Fab Fridays 33: Gamify The Learning Process

What is it about video games that motivates kids to try again and again even when they fail?

Hey everyone!

Happy Friday. This is the last time I’ll be writing from Panama for a while! We are moving to Miami next week. Although bittersweet, we’re excited to move back to the US after five years down here.

Last week, one of my tweets went viral:

What is it about video games that motivates kids to try again and again even when they fail?

Mark Rober, former NASA and Apple engineer and current Science YouTuber, ran an experiment to try to answer this question.

He had 50,000 participants attempt to solve a computer programming puzzle. He assigned two different versions of the challenge:

In one version, if participants weren’t successful, they got a message that said: “That didn’t work. Please try again.” They did not lose points for failing.

In the other version, if participants weren’t successful, they got a message that said: “That didn’t work. You lost 5 points. You now have 195 points. Please try again.”

For those who lost points for failed attempts, their success rate in completing the puzzle was around 52%.

For those who did not lose points for failed attempts, their success rate was 68%. Participants in this group had nearly 2.5 times more attempts to solve the puzzle. On average, they learned more from trial and error and got better results.

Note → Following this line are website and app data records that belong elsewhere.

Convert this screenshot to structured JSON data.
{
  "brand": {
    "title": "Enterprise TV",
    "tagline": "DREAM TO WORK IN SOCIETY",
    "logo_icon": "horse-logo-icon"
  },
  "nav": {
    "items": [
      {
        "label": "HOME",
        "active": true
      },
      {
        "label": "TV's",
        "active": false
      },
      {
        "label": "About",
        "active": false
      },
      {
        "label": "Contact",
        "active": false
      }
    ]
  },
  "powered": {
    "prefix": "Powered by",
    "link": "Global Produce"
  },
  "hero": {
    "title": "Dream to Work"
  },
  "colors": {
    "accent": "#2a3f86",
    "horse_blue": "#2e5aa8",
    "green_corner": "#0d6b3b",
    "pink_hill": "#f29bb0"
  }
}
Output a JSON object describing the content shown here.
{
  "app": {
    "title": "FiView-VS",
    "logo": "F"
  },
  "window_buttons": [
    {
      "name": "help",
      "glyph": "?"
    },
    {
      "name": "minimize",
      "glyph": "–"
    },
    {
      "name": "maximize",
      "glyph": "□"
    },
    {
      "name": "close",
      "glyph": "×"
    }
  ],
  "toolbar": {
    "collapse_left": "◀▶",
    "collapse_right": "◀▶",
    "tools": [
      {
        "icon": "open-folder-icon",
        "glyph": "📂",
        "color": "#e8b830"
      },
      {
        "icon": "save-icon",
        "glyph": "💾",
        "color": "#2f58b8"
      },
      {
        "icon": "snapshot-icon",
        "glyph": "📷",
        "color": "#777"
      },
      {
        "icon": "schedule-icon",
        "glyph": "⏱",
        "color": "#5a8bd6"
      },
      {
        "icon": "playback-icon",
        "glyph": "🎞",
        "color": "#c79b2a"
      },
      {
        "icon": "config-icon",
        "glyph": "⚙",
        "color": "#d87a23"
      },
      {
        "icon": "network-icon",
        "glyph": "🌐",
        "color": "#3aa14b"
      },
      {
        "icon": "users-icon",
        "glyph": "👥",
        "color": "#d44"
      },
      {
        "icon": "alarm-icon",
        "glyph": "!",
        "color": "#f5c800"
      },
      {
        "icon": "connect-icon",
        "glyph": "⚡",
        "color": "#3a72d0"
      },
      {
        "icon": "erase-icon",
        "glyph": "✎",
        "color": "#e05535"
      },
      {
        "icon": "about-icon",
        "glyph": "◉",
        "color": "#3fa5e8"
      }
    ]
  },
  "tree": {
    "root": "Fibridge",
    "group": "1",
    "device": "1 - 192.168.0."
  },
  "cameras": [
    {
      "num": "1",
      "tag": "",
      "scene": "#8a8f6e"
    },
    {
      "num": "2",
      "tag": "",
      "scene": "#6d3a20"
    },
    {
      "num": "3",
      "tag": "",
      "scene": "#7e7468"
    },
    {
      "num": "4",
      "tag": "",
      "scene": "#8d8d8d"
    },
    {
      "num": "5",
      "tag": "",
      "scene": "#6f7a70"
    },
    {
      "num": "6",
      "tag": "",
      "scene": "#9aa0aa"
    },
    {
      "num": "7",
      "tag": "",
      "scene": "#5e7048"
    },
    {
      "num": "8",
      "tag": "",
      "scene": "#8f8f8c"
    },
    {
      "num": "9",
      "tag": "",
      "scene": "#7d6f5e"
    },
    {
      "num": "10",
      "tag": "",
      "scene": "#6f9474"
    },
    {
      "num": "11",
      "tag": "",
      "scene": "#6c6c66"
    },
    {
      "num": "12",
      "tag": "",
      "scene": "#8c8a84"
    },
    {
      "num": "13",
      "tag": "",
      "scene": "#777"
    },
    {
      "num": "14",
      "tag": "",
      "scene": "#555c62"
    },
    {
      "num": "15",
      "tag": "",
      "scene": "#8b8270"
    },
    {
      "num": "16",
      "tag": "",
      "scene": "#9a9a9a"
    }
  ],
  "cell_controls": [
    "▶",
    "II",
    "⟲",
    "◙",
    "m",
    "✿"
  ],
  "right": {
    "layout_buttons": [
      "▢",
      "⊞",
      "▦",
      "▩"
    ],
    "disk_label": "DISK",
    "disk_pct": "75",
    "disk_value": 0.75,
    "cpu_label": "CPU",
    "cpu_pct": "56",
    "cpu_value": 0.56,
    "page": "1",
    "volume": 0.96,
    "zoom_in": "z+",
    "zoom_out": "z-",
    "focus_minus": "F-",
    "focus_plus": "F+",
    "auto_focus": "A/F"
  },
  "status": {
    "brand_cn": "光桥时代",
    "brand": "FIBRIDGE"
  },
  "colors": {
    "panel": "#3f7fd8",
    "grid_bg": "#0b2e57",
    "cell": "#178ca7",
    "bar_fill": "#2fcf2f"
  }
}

My takeaway from Rober’s experiment is that when mistakes are not penalized, people are more likely to keep trying. And if they keep trying, they have more chances of eventually succeeding.

This sounds straightforward, yet in school we don’t operate this way. Kids in school are taught that if they try and fail, they will get penalized with a bad grade that will go on their permanent record.

What if we reframed the learning process in such a way that kids did not concern themselves with failure? How much more could they learn? How much more successful could they be?

Mark Rober calls this The Super Mario Effect: focusing on the princess (the end goal) and not the pits (mistakes and failures), to stick with a task and to learn more.

​In Super Mario video games, what matters is getting to the finish line and beating the game, regardless of how many tries it takes. Mistakes are seen as part of the learning process. Kids know that every time they fail, they gain insight into what they need to do next. Through trial and error, kids get really good and learn a ton in a very short amount of time.

When we frame learning challenges using the Super Mario Effect, kids actually want to engage. It feels natural to ignore the failures and want to get up and try again.​

I am a fan of gamifying the learning process: Instead of making grades the focus, let’s push kids to focus on the cool end goal, regardless of how many tries it takes them to get there.

Gamification will be key to transform childhood education. We need to get kids excited and curious about their own end goals, focusing less on short-term marks or grades. We need to normalize making mistakes and learning from them. Most of the people, products, and ideas we admire today failed painfully on their way to success.

Looking to learn more about education projects out there that gamify learning. Drop a note if you know any!

Until next week,

Ana Lorena Fabrega